Then he saith to them: My soul is sorrowful even unto death: stay you here, and watch with me. And going a little further, he fell upon his face, praying, and saying: My Father, if it be possible, let this chalice pass from me. Nevertheless not as I will, but as thou wilt. And he cometh to his disciples, and findeth them asleep, and he saith to Peter: What? Could you not watch one hour with me? Watch ye, and pray that ye enter not into temptation. The spirit indeed is willing, but the flesh weak. Again the second time, he went and prayed, saying: My Father, if this chalice may not pass away, but I must drink it, thy will be done. And he cometh again and findeth them sleeping: for their eyes were heavy. And leaving them, he went again: and he prayed the third time, saying the selfsame word.
But I say to you, Love your enemies: do good to them that hate you: and pray for them that persecute and calumniate you: That you may be the children of your Father who is in heaven, who maketh his sun to rise upon the good, and bad, and raineth upon the just and the unjust.

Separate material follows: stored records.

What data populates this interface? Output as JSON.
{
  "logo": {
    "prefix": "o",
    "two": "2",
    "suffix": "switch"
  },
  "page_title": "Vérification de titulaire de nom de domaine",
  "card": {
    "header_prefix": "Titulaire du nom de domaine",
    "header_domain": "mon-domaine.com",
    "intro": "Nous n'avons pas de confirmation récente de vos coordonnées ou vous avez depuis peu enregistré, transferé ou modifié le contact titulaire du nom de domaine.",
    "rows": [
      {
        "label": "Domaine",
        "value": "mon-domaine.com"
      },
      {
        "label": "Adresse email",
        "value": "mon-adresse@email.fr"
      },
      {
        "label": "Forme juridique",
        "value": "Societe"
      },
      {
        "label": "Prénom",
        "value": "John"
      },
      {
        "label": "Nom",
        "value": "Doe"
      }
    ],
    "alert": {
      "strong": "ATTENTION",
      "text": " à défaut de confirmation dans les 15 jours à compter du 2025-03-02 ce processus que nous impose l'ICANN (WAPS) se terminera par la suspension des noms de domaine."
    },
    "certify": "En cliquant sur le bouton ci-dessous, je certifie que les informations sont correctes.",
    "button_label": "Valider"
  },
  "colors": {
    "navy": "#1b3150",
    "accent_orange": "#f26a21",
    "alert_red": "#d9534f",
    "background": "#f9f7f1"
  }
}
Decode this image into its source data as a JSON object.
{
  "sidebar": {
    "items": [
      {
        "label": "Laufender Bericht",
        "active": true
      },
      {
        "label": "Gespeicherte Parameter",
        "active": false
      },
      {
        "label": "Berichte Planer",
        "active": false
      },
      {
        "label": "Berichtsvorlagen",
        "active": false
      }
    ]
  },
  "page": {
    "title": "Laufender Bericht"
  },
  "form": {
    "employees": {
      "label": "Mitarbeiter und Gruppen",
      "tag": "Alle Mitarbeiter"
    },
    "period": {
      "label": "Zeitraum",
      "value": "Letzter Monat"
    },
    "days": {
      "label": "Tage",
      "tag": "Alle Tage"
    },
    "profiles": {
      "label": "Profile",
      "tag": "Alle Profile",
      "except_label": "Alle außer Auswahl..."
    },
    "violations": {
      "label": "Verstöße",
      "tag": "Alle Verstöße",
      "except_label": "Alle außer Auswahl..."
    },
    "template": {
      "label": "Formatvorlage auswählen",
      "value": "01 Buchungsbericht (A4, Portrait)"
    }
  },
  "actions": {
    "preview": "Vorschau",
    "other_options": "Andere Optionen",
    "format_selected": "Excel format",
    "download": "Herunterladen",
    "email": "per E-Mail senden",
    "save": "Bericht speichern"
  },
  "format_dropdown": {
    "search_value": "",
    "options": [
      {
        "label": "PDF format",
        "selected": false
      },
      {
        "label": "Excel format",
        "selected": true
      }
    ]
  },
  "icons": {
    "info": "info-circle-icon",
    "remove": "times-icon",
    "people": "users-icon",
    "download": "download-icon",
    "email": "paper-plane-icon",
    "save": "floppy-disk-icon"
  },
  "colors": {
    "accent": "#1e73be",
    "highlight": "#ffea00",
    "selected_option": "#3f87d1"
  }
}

And when ye pray, you shall not be as the hypocrites, that love to stand and pray in the synagogues and corners of the streets, that they may be seen by men: Amen I say to you, they have received their reward. But thou when thou shalt pray, enter into thy chamber, and having shut the door, pray to thy Father in secret: and thy Father who seeth in secret will repay thee. And when you are praying, speak not much, as the heathens. For they think that in their much speaking they may be heard. Be not you therefore like to them, for your Father knoweth what is needful for you, before you ask him. Thus therefore shall you pray: Our Father who art in heaven, hallowed be thy name. Thy kingdom come. Thy will be done on earth as it is in heaven. Give us this day our daily bread. And forgive us our debts, as we also forgive our debtors. And lead us not into temptation. But deliver us from evil. Amen. For if you will forgive men their offences, your heavenly Father will forgive you also your offences. But if you will not forgive men, neither will your Father forgive you your offences.